Collected data entries
──────

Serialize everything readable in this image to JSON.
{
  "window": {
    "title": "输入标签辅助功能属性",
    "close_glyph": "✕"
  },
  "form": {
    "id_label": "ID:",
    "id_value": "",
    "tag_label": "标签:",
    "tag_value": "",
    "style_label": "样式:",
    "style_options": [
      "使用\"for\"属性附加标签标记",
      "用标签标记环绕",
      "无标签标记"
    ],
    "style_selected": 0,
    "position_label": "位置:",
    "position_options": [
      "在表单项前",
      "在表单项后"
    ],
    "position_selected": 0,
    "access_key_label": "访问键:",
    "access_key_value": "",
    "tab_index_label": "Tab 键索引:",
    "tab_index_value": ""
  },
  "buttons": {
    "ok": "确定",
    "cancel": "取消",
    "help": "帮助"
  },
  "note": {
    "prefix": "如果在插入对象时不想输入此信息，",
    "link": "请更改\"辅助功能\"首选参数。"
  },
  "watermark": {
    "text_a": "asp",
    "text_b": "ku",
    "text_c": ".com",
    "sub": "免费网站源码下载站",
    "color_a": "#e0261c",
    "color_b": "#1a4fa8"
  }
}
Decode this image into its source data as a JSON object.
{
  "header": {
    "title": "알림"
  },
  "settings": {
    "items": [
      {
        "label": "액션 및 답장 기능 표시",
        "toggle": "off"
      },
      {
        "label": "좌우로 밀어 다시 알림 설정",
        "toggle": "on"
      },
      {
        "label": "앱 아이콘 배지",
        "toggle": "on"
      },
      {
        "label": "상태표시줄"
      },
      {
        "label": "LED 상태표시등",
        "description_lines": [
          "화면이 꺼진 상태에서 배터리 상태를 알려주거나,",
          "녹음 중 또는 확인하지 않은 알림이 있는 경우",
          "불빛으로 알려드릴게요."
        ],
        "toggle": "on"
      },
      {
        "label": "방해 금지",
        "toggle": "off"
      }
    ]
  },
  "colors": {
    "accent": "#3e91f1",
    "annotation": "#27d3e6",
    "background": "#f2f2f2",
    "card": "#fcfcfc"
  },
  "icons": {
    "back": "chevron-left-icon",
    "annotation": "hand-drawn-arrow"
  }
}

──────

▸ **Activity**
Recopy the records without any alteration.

▸ **Solution to this task**
Serialize everything readable in this image to JSON.
{
  "window": {
    "title": "输入标签辅助功能属性",
    "close_glyph": "✕"
  },
  "form": {
    "id_label": "ID:",
    "id_value": "",
    "tag_label": "标签:",
    "tag_value": "",
    "style_label": "样式:",
    "style_options": [
      "使用\"for\"属性附加标签标记",
      "用标签标记环绕",
      "无标签标记"
    ],
    "style_selected": 0,
    "position_label": "位置:",
    "position_options": [
      "在表单项前",
      "在表单项后"
    ],
    "position_selected": 0,
    "access_key_label": "访问键:",
    "access_key_value": "",
    "tab_index_label": "Tab 键索引:",
    "tab_index_value": ""
  },
  "buttons": {
    "ok": "确定",
    "cancel": "取消",
    "help": "帮助"
  },
  "note": {
    "prefix": "如果在插入对象时不想输入此信息，",
    "link": "请更改\"辅助功能\"首选参数。"
  },
  "watermark": {
    "text_a": "asp",
    "text_b": "ku",
    "text_c": ".com",
    "sub": "免费网站源码下载站",
    "color_a": "#e0261c",
    "color_b": "#1a4fa8"
  }
}
Decode this image into its source data as a JSON object.
{
  "header": {
    "title": "알림"
  },
  "settings": {
    "items": [
      {
        "label": "액션 및 답장 기능 표시",
        "toggle": "off"
      },
      {
        "label": "좌우로 밀어 다시 알림 설정",
        "toggle": "on"
      },
      {
        "label": "앱 아이콘 배지",
        "toggle": "on"
      },
      {
        "label": "상태표시줄"
      },
      {
        "label": "LED 상태표시등",
        "description_lines": [
          "화면이 꺼진 상태에서 배터리 상태를 알려주거나,",
          "녹음 중 또는 확인하지 않은 알림이 있는 경우",
          "불빛으로 알려드릴게요."
        ],
        "toggle": "on"
      },
      {
        "label": "방해 금지",
        "toggle": "off"
      }
    ]
  },
  "colors": {
    "accent": "#3e91f1",
    "annotation": "#27d3e6",
    "background": "#f2f2f2",
    "card": "#fcfcfc"
  },
  "icons": {
    "back": "chevron-left-icon",
    "annotation": "hand-drawn-arrow"
  }
}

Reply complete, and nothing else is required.